2013 Abstracts

Women in Utah, Shattering Patriarchy during Second Wave Feminism

Kimberly Williamson, Utah Valley University
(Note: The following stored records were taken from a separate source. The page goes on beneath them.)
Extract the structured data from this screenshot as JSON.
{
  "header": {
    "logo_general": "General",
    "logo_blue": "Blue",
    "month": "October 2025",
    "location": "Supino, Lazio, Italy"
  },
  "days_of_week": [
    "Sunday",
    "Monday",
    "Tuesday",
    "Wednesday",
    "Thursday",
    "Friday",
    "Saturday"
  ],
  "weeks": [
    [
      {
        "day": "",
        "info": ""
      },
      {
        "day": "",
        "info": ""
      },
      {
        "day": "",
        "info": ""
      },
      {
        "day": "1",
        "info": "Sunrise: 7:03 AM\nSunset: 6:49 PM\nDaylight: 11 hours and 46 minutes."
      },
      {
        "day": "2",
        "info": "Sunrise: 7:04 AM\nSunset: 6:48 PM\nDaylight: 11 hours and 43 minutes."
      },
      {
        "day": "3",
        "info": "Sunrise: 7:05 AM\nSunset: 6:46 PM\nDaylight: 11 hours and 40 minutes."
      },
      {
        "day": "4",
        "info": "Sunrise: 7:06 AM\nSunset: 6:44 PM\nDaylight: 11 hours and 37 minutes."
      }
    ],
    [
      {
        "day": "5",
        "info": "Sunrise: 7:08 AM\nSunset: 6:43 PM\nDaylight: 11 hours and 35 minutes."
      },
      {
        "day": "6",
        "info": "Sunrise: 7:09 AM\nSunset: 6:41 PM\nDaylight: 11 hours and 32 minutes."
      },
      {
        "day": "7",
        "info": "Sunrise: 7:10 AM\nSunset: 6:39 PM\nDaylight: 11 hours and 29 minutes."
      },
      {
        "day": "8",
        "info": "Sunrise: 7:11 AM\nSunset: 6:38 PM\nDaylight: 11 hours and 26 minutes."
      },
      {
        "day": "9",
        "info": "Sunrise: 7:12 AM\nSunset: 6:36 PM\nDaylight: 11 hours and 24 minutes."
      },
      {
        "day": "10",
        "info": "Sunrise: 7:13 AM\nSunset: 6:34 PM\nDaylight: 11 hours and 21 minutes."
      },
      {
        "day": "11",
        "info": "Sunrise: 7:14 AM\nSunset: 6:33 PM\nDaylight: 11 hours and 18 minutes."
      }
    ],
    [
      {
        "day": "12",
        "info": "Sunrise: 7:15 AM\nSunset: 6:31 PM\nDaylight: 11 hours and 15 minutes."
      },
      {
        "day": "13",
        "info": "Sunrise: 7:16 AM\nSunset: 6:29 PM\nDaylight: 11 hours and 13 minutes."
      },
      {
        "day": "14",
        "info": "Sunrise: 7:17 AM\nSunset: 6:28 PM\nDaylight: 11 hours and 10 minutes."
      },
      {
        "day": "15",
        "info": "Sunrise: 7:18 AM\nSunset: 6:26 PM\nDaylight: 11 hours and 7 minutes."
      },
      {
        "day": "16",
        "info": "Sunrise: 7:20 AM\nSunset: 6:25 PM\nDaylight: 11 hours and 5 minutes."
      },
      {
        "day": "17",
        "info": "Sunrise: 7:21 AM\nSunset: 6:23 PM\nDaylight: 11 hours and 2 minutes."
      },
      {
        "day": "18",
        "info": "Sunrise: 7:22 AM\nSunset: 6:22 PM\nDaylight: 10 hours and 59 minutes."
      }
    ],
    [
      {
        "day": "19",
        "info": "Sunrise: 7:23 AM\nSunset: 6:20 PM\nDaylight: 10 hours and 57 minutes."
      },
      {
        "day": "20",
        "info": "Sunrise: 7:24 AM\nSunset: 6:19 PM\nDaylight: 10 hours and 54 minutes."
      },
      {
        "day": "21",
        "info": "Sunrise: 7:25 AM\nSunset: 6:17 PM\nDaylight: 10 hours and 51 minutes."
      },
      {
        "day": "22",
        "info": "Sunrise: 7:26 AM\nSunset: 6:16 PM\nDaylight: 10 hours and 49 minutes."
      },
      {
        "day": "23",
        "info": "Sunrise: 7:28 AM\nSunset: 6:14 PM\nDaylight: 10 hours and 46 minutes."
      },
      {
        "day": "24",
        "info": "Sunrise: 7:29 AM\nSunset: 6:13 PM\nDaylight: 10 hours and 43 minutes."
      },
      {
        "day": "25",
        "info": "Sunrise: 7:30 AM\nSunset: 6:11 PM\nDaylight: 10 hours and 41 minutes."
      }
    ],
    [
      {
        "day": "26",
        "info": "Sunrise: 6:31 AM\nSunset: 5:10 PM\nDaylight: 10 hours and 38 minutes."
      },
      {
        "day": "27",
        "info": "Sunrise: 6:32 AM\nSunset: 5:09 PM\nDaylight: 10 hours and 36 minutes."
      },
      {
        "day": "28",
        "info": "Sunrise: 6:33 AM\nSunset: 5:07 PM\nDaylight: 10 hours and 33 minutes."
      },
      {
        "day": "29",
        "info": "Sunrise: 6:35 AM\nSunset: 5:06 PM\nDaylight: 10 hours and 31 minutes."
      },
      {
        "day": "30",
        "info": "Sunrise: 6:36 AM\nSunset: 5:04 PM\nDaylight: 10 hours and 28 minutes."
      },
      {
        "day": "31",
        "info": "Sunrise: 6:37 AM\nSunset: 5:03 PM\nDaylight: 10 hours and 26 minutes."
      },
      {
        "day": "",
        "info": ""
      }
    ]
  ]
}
“There is nothing particularly interesting about one’s life story,” Eleanor Roosevelt wrote, “unless people can say as they read it, Why, this is like what I have been through. Perhaps, after all, there is a way to work it out.” Humans throughout time have recognized the need for storytelling and have been preserving oral histories. Narratives supplement our historical memory and offer an in-depth account of personal experience and reflections, which allows another to feel a commonality that often dissolves the barriers of race, class, gender, and even time. During the 19th century, the fight for enfranchisement united Utah’s early settlers with national suffragists. Feminists such as newspaper editor, Emmiline B. Wells and “presidentes” of the women’s organization within the Church of Jesus Christ of Latter-day Saints (LDS), Eliza R. Snow, were in the forefront of this movement. Wells, Snow, along with other women were actively involved in their family responsibilities. However, they also held public and political positions within their communities that were not typical for women of that period. The women’s movement of the seventies recognized that literature wasn’t acknowledging women’s prominent role in society. Not only was there a lack of sources by and about women, but the historiography in general was male dominated. Hence, the LDS church initiated a crusade to collect women’s journals, letters, and other writings of Utah’s pioneers. These sources increased scholarship of Utah’s suffragists, which caused national recognition of the role they played during First Wave Feminism. Nevertheless, there is a trivial amount written about the women in Utah during Second Wave Feminism from the 1970’s to late 1980’s. My research focuses on stories of women in Utah during Second Wave Feminism. I interviewed four women within higher education where they expressed personal experiences that are similar in spirit to Utah’s early settlers. Inadvertently each woman had some connection with the LDS church. My thesis will argue that by extrapolation there were many women, particularly at Utah Valley University who transcended patriarchy to achieve positions of leadership and notoriety. Their personal narratives challenge the feminist theory of patriarchal suppression, which seems paradoxical considering the fact that Utah’s dominant religion, the LDS church, functions as a male governed society.